▶ DATA SECTION:
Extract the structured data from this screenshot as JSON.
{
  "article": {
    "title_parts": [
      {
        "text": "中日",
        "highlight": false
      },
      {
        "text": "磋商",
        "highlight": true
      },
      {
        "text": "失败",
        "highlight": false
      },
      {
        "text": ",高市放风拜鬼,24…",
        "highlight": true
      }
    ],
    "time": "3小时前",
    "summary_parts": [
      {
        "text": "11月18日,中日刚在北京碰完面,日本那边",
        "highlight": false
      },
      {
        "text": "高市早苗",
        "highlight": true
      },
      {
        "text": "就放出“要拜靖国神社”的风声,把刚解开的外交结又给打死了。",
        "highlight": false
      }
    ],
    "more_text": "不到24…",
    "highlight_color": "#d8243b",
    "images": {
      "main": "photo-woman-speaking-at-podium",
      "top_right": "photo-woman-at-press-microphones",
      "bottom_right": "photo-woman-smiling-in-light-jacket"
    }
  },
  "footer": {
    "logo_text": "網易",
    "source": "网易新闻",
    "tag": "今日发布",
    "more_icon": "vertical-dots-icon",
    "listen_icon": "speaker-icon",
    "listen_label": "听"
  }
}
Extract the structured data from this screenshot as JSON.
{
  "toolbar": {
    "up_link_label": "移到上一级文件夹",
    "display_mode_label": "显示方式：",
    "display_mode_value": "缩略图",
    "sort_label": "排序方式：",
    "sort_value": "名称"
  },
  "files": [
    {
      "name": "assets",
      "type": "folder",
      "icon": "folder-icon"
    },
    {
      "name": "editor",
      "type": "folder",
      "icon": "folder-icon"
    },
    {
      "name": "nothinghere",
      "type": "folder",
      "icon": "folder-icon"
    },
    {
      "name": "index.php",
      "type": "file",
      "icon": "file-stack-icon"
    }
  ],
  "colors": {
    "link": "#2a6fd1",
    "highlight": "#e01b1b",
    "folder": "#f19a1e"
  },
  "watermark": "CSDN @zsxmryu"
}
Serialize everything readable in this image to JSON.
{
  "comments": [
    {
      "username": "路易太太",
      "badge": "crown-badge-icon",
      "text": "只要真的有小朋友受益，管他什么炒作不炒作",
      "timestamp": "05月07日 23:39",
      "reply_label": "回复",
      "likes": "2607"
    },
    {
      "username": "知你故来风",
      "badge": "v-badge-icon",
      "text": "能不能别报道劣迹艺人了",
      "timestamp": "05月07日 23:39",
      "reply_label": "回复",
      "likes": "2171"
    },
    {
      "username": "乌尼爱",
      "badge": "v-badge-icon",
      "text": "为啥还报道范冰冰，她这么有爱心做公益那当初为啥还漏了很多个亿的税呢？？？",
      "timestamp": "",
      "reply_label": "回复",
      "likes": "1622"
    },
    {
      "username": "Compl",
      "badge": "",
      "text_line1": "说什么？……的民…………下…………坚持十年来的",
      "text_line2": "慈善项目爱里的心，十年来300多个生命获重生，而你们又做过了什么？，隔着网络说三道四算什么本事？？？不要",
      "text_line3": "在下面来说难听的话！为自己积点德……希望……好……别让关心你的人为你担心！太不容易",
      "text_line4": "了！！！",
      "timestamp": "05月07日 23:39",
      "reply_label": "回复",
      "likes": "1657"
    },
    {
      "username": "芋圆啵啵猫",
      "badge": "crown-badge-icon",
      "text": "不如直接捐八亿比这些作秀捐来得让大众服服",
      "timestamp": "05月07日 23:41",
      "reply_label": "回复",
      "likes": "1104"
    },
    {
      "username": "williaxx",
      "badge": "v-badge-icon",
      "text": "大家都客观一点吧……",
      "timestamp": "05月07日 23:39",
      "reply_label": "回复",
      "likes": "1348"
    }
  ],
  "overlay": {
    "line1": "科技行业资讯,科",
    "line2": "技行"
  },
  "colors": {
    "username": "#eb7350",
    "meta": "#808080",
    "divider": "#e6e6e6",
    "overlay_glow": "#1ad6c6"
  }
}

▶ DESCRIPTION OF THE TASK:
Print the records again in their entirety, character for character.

▶ SOLUTION TO THIS PROBLEM:
Extract the structured data from this screenshot as JSON.
{
  "article": {
    "title_parts": [
      {
        "text": "中日",
        "highlight": false
      },
      {
        "text": "磋商",
        "highlight": true
      },
      {
        "text": "失败",
        "highlight": false
      },
      {
        "text": ",高市放风拜鬼,24…",
        "highlight": true
      }
    ],
    "time": "3小时前",
    "summary_parts": [
      {
        "text": "11月18日,中日刚在北京碰完面,日本那边",
        "highlight": false
      },
      {
        "text": "高市早苗",
        "highlight": true
      },
      {
        "text": "就放出“要拜靖国神社”的风声,把刚解开的外交结又给打死了。",
        "highlight": false
      }
    ],
    "more_text": "不到24…",
    "highlight_color": "#d8243b",
    "images": {
      "main": "photo-woman-speaking-at-podium",
      "top_right": "photo-woman-at-press-microphones",
      "bottom_right": "photo-woman-smiling-in-light-jacket"
    }
  },
  "footer": {
    "logo_text": "網易",
    "source": "网易新闻",
    "tag": "今日发布",
    "more_icon": "vertical-dots-icon",
    "listen_icon": "speaker-icon",
    "listen_label": "听"
  }
}
Extract the structured data from this screenshot as JSON.
{
  "toolbar": {
    "up_link_label": "移到上一级文件夹",
    "display_mode_label": "显示方式：",
    "display_mode_value": "缩略图",
    "sort_label": "排序方式：",
    "sort_value": "名称"
  },
  "files": [
    {
      "name": "assets",
      "type": "folder",
      "icon": "folder-icon"
    },
    {
      "name": "editor",
      "type": "folder",
      "icon": "folder-icon"
    },
    {
      "name": "nothinghere",
      "type": "folder",
      "icon": "folder-icon"
    },
    {
      "name": "index.php",
      "type": "file",
      "icon": "file-stack-icon"
    }
  ],
  "colors": {
    "link": "#2a6fd1",
    "highlight": "#e01b1b",
    "folder": "#f19a1e"
  },
  "watermark": "CSDN @zsxmryu"
}
Serialize everything readable in this image to JSON.
{
  "comments": [
    {
      "username": "路易太太",
      "badge": "crown-badge-icon",
      "text": "只要真的有小朋友受益，管他什么炒作不炒作",
      "timestamp": "05月07日 23:39",
      "reply_label": "回复",
      "likes": "2607"
    },
    {
      "username": "知你故来风",
      "badge": "v-badge-icon",
      "text": "能不能别报道劣迹艺人了",
      "timestamp": "05月07日 23:39",
      "reply_label": "回复",
      "likes": "2171"
    },
    {
      "username": "乌尼爱",
      "badge": "v-badge-icon",
      "text": "为啥还报道范冰冰，她这么有爱心做公益那当初为啥还漏了很多个亿的税呢？？？",
      "timestamp": "",
      "reply_label": "回复",
      "likes": "1622"
    },
    {
      "username": "Compl",
      "badge": "",
      "text_line1": "说什么？……的民…………下…………坚持十年来的",
      "text_line2": "慈善项目爱里的心，十年来300多个生命获重生，而你们又做过了什么？，隔着网络说三道四算什么本事？？？不要",
      "text_line3": "在下面来说难听的话！为自己积点德……希望……好……别让关心你的人为你担心！太不容易",
      "text_line4": "了！！！",
      "timestamp": "05月07日 23:39",
      "reply_label": "回复",
      "likes": "1657"
    },
    {
      "username": "芋圆啵啵猫",
      "badge": "crown-badge-icon",
      "text": "不如直接捐八亿比这些作秀捐来得让大众服服",
      "timestamp": "05月07日 23:41",
      "reply_label": "回复",
      "likes": "1104"
    },
    {
      "username": "williaxx",
      "badge": "v-badge-icon",
      "text": "大家都客观一点吧……",
      "timestamp": "05月07日 23:39",
      "reply_label": "回复",
      "likes": "1348"
    }
  ],
  "overlay": {
    "line1": "科技行业资讯,科",
    "line2": "技行"
  },
  "colors": {
    "username": "#eb7350",
    "meta": "#808080",
    "divider": "#e6e6e6",
    "overlay_glow": "#1ad6c6"
  }
}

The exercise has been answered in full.